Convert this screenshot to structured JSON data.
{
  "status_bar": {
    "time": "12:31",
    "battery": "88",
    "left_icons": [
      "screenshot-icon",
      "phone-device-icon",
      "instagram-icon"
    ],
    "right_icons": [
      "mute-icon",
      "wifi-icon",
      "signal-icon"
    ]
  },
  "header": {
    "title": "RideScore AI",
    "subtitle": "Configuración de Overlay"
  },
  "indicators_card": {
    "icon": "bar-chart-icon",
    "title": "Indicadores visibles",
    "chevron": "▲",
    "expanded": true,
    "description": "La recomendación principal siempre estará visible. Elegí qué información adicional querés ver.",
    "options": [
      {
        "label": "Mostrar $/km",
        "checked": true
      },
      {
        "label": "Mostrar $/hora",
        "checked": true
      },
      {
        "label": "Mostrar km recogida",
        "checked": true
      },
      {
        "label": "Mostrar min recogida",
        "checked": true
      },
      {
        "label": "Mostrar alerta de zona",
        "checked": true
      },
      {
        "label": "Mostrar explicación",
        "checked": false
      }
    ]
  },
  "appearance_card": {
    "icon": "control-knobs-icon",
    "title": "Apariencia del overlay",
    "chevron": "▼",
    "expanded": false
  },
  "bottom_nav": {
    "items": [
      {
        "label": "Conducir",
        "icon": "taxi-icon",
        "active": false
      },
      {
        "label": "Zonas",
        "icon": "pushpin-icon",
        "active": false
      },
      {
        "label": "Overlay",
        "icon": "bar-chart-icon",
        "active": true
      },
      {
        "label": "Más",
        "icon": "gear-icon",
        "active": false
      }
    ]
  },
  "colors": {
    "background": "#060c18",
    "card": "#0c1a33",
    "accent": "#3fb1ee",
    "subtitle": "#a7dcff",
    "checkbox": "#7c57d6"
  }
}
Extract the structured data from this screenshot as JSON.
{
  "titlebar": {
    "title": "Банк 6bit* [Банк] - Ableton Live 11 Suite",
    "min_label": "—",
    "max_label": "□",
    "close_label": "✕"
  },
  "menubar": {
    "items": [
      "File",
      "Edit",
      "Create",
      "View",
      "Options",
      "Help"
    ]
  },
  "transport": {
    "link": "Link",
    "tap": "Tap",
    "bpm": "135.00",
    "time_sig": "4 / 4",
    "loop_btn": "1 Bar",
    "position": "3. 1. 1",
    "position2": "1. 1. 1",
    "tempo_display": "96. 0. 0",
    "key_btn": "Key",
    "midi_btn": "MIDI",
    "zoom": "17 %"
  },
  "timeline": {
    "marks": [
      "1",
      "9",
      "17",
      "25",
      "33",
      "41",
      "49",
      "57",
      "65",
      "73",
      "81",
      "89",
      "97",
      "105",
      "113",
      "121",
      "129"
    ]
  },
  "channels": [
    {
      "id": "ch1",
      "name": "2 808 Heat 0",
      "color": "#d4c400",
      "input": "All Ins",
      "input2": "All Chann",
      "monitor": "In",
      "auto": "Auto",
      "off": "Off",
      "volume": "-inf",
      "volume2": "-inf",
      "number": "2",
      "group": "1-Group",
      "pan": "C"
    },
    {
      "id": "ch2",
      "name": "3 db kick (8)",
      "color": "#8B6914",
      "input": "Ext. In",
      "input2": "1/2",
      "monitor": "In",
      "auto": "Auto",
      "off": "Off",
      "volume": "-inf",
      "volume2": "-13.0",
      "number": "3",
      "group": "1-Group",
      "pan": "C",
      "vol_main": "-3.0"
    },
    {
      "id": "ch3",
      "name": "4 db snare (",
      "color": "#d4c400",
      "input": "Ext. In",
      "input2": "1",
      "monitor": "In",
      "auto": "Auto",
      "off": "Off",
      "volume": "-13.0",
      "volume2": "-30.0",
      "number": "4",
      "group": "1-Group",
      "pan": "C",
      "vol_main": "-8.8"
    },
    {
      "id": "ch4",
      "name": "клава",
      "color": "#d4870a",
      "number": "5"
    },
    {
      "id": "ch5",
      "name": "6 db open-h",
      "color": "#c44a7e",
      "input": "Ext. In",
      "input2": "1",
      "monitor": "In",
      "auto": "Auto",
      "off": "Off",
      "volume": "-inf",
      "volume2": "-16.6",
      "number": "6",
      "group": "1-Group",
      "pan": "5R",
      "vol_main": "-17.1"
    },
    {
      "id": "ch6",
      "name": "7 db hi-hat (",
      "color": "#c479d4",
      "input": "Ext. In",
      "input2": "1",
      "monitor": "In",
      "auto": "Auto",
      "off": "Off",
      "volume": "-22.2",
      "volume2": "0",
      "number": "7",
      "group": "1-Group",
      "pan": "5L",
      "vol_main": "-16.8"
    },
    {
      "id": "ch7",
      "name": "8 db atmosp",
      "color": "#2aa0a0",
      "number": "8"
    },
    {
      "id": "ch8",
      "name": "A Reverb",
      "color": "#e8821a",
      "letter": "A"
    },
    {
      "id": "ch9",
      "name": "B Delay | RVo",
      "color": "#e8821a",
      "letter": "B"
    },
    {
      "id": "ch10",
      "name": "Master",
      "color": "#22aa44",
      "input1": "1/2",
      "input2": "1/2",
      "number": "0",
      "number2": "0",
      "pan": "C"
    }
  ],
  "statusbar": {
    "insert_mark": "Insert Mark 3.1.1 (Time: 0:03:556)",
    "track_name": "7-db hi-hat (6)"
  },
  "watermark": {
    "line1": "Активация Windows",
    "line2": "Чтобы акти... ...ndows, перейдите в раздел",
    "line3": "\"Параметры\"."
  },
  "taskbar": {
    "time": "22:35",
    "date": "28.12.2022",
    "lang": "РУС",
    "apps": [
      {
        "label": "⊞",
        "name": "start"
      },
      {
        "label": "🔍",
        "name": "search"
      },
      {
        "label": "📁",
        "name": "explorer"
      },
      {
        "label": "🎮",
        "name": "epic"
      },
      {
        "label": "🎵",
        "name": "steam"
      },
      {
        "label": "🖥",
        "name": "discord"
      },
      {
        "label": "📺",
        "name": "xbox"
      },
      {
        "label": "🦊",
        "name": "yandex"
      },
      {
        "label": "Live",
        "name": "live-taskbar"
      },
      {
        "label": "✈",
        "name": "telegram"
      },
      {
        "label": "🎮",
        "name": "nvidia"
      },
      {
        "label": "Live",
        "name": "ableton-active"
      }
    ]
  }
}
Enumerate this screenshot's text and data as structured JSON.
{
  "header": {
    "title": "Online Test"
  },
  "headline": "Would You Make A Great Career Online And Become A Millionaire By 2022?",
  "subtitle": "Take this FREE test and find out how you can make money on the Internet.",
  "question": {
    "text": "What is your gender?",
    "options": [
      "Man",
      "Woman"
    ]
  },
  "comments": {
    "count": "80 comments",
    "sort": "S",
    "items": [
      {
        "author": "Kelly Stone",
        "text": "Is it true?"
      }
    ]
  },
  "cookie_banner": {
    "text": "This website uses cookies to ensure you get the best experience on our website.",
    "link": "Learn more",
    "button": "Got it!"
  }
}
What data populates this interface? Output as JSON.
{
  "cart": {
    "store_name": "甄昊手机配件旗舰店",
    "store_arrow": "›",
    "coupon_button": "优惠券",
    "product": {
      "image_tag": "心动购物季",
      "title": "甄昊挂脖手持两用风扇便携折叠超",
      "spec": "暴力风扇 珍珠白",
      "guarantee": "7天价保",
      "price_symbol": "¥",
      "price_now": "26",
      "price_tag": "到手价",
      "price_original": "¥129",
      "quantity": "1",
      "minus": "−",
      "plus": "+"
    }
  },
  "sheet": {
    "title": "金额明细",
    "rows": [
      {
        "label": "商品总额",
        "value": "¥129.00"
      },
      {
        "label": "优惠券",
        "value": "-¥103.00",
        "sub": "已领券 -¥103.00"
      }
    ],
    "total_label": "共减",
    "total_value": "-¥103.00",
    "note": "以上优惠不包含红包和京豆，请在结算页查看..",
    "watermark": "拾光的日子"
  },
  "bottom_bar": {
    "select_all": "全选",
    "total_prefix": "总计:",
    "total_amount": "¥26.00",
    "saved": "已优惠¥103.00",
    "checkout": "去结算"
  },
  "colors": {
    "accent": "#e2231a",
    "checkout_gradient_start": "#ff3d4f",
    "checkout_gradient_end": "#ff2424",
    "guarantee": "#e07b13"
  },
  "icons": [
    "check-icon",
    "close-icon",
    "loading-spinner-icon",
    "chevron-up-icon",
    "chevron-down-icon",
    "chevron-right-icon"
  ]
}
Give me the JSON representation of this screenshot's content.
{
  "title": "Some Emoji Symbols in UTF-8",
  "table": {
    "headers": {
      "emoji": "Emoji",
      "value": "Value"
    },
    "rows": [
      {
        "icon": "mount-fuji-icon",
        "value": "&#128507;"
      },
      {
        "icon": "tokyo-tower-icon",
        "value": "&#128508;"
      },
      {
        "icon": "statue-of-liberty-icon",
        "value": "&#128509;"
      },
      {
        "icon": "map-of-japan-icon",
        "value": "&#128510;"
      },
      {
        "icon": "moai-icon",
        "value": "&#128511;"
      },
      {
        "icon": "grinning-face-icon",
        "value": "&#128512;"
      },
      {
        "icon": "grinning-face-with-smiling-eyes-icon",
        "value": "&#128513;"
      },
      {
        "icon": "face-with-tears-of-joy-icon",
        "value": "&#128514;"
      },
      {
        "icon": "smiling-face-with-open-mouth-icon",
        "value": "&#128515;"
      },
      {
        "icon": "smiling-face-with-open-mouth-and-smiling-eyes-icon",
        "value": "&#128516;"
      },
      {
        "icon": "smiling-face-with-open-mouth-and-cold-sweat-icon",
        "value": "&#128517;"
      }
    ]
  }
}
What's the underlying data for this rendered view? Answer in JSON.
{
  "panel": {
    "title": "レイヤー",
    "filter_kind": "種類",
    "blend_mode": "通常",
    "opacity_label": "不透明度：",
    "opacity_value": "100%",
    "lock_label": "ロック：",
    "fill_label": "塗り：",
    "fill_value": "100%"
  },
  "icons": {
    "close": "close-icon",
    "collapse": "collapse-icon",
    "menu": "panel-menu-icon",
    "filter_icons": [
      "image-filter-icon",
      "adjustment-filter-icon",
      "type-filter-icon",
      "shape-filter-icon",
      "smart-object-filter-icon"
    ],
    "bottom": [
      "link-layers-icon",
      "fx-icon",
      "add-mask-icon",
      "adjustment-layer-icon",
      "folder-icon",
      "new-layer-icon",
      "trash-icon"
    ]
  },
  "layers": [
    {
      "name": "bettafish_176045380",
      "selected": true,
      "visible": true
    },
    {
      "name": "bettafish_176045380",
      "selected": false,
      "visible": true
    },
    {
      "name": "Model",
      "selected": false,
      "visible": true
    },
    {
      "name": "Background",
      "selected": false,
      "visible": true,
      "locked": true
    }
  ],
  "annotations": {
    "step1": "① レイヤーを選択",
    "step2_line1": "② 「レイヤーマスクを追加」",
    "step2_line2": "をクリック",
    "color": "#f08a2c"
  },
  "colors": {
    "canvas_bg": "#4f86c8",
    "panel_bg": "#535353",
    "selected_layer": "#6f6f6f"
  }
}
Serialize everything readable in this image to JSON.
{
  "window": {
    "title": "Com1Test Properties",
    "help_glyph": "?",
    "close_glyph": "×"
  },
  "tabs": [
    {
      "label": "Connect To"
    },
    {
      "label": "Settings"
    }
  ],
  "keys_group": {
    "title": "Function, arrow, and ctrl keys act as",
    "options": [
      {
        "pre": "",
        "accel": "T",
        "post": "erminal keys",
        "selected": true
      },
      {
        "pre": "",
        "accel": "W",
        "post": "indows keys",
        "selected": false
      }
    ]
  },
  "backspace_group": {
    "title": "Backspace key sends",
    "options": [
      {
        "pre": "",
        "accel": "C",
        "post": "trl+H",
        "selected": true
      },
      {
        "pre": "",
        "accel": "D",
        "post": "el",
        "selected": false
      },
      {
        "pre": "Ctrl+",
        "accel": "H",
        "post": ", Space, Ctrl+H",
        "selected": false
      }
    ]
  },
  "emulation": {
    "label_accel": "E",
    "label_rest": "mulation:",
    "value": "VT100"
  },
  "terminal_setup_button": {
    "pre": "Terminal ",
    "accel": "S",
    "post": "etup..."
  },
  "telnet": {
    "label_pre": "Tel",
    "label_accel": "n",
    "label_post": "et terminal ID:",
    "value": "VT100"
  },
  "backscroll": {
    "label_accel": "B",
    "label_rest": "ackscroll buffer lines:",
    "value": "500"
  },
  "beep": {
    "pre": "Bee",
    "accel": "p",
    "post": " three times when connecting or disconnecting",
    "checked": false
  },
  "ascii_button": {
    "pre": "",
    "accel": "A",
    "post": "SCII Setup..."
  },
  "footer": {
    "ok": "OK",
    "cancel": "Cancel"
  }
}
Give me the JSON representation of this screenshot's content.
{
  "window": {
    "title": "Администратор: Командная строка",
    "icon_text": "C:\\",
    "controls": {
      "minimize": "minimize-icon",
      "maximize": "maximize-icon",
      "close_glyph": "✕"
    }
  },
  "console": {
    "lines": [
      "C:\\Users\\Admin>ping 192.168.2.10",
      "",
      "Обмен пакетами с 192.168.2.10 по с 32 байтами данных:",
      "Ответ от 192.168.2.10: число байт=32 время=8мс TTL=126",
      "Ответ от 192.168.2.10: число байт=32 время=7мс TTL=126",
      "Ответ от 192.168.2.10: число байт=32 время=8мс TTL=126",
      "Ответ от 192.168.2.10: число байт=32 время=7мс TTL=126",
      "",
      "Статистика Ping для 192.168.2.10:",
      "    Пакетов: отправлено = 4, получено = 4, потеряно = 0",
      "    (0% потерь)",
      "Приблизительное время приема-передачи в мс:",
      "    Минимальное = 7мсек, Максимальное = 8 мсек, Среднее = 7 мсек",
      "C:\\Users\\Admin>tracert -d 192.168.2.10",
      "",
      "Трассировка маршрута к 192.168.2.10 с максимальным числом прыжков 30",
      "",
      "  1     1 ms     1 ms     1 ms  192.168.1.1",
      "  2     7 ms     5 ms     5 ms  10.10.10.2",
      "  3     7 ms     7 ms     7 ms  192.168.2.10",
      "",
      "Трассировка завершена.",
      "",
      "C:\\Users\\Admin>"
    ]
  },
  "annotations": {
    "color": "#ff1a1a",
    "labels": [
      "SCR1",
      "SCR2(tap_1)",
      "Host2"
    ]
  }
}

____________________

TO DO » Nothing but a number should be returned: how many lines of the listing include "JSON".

REPLY » 8